[PROBLEM TO WORK ON]: Please count the lines in the listing below where the word "JSON" appears. Give the number only.

[DATA EXTRACT]:
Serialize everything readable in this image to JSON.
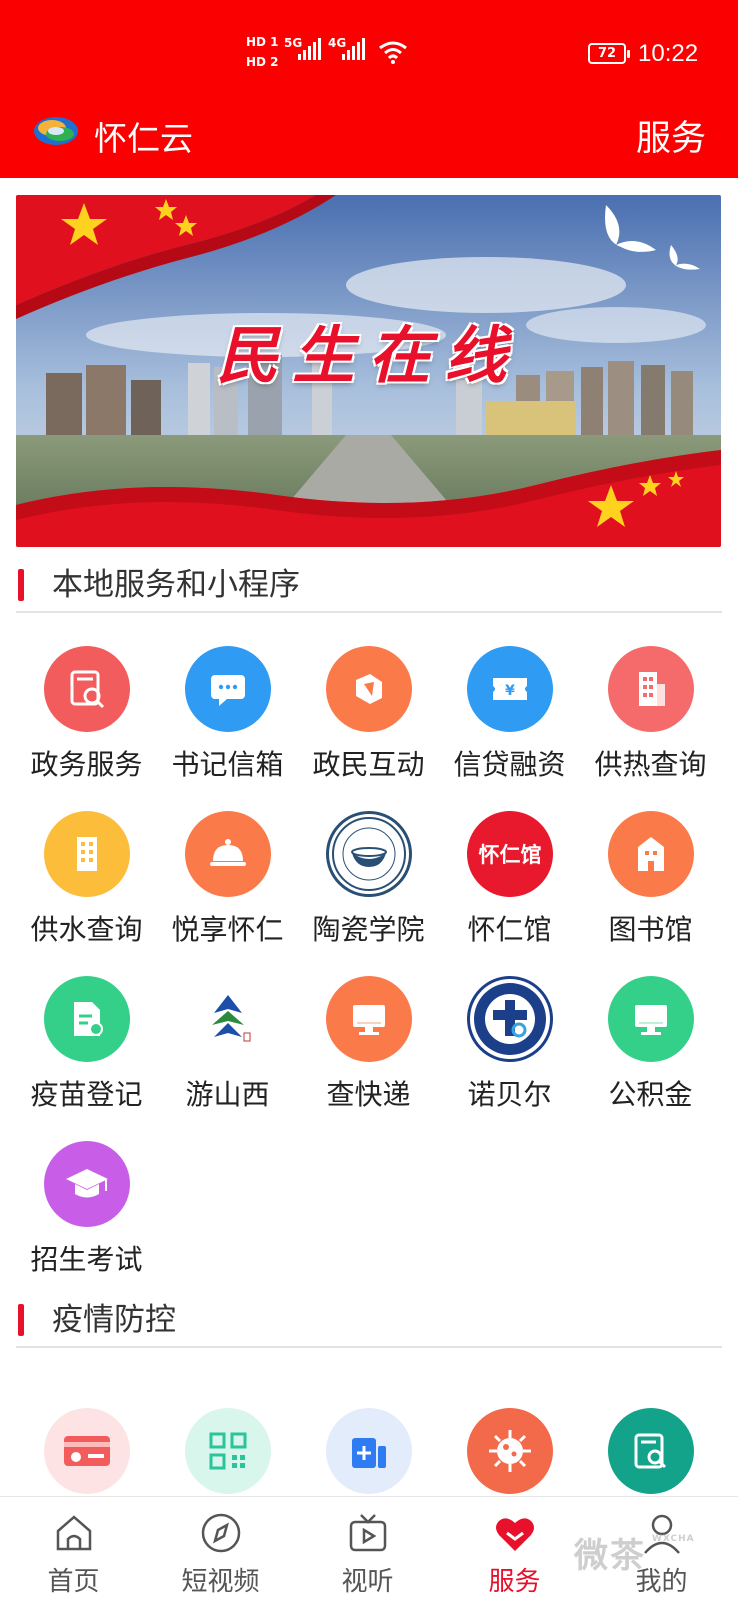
{
  "status_bar": {
    "hd1": "HD 1",
    "hd2": "HD 2",
    "net1": "5G",
    "net2": "4G",
    "battery": "72",
    "time": "10:22"
  },
  "header": {
    "title": "怀仁云",
    "service_link": "服务",
    "background": "#fb0000"
  },
  "banner": {
    "text": "民生在线"
  },
  "sections": {
    "local_services": "本地服务和小程序",
    "epidemic": "疫情防控"
  },
  "services": [
    {
      "label": "政务服务",
      "icon": "document-search-icon",
      "color": "#f25c5c"
    },
    {
      "label": "书记信箱",
      "icon": "chat-bubble-icon",
      "color": "#2f9bf2"
    },
    {
      "label": "政民互动",
      "icon": "interaction-icon",
      "color": "#fb7a4a"
    },
    {
      "label": "信贷融资",
      "icon": "ticket-yuan-icon",
      "color": "#2f9bf2"
    },
    {
      "label": "供热查询",
      "icon": "building-icon",
      "color": "#f56a6a"
    },
    {
      "label": "供水查询",
      "icon": "building-icon",
      "color": "#fbbd3a"
    },
    {
      "label": "悦享怀仁",
      "icon": "food-cloche-icon",
      "color": "#fb7a4a"
    },
    {
      "label": "陶瓷学院",
      "icon": "college-seal-icon",
      "color": "#ffffff"
    },
    {
      "label": "怀仁馆",
      "icon": "huairen-hall-icon",
      "color": "#e8192c",
      "icon_text": "怀仁馆"
    },
    {
      "label": "图书馆",
      "icon": "building-icon",
      "color": "#fb7a4a"
    },
    {
      "label": "疫苗登记",
      "icon": "vaccine-doc-icon",
      "color": "#34d08a"
    },
    {
      "label": "游山西",
      "icon": "shanxi-tour-logo-icon",
      "color": "#ffffff"
    },
    {
      "label": "查快递",
      "icon": "monitor-icon",
      "color": "#fb7a4a"
    },
    {
      "label": "诺贝尔",
      "icon": "hospital-seal-icon",
      "color": "#ffffff"
    },
    {
      "label": "公积金",
      "icon": "monitor-icon",
      "color": "#34d08a"
    },
    {
      "label": "招生考试",
      "icon": "graduation-cap-icon",
      "color": "#c85de8"
    }
  ],
  "epidemic_services": [
    {
      "icon": "health-card-icon",
      "color": "#f25c5c"
    },
    {
      "icon": "qr-code-icon",
      "color": "#2bc49a"
    },
    {
      "icon": "add-chart-icon",
      "color": "#2f7bf2"
    },
    {
      "icon": "virus-icon",
      "color": "#f26a4a"
    },
    {
      "icon": "search-doc-icon",
      "color": "#12a38a"
    }
  ],
  "tabs": [
    {
      "label": "首页",
      "icon": "home-icon"
    },
    {
      "label": "短视频",
      "icon": "compass-icon"
    },
    {
      "label": "视听",
      "icon": "tv-play-icon"
    },
    {
      "label": "服务",
      "icon": "heart-icon",
      "active": true
    },
    {
      "label": "我的",
      "icon": "person-icon"
    }
  ],
  "watermark": {
    "text": "微茶",
    "sub": "WXCHA"
  }
}
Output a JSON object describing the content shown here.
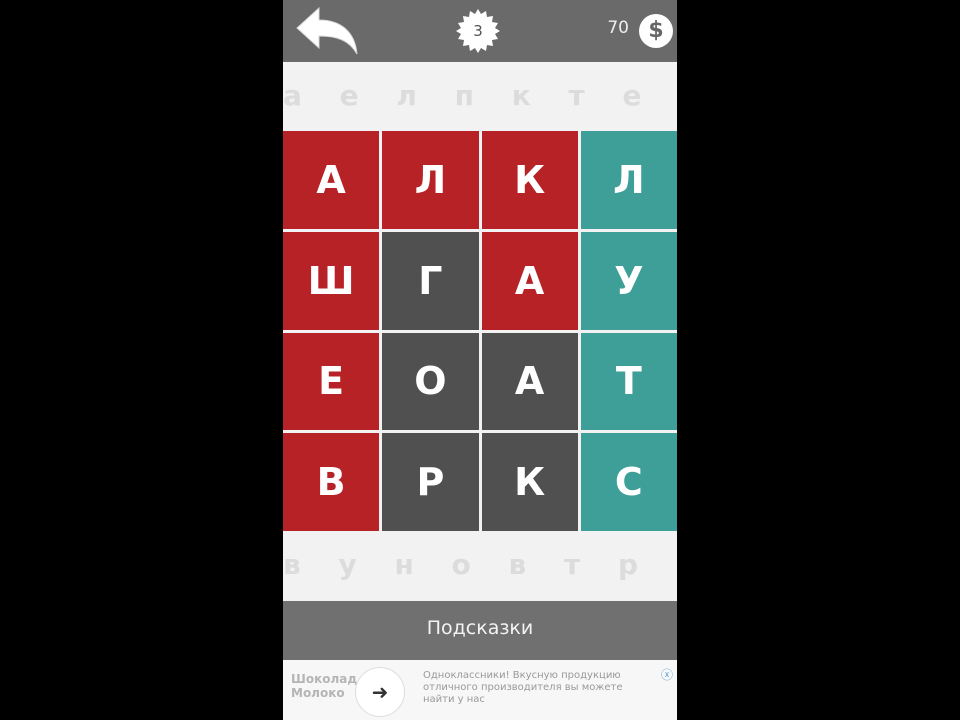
{
  "header": {
    "level": "3",
    "coins": "70",
    "coin_symbol": "$"
  },
  "background_letters": {
    "top": "а е л п к т е т у о а м ш о",
    "bottom": "в у н о в т р о к а о е"
  },
  "grid": {
    "cells": [
      {
        "letter": "А",
        "color": "red"
      },
      {
        "letter": "Л",
        "color": "red"
      },
      {
        "letter": "К",
        "color": "red"
      },
      {
        "letter": "Л",
        "color": "teal"
      },
      {
        "letter": "Ш",
        "color": "red"
      },
      {
        "letter": "Г",
        "color": "dark"
      },
      {
        "letter": "А",
        "color": "red"
      },
      {
        "letter": "У",
        "color": "teal"
      },
      {
        "letter": "Е",
        "color": "red"
      },
      {
        "letter": "О",
        "color": "dark"
      },
      {
        "letter": "А",
        "color": "dark"
      },
      {
        "letter": "Т",
        "color": "teal"
      },
      {
        "letter": "В",
        "color": "red"
      },
      {
        "letter": "Р",
        "color": "dark"
      },
      {
        "letter": "К",
        "color": "dark"
      },
      {
        "letter": "С",
        "color": "teal"
      }
    ]
  },
  "hints_button": {
    "label": "Подсказки"
  },
  "ad": {
    "logo_text": "Шоколад Молоко",
    "arrow": "➜",
    "text": "Одноклассники! Вкусную продукцию отличного производителя вы можете найти у нас",
    "close": "ⓧ"
  },
  "colors": {
    "red": "#b72226",
    "dark": "#505050",
    "teal": "#3e9e98",
    "topbar": "#6a6a6a"
  }
}
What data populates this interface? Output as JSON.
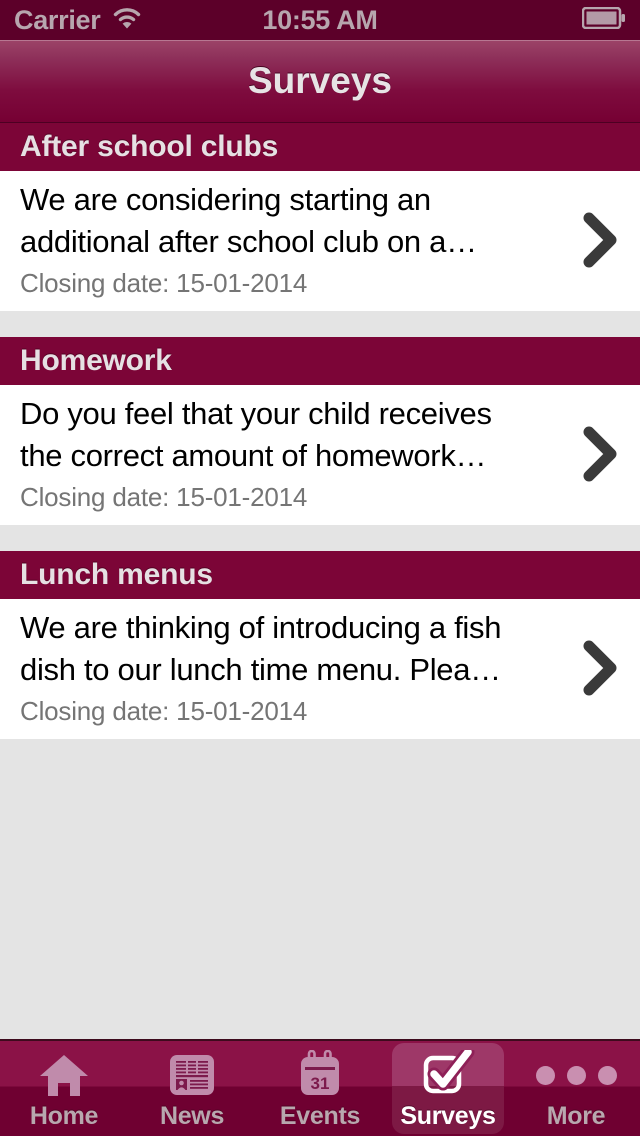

[REPLY]: 3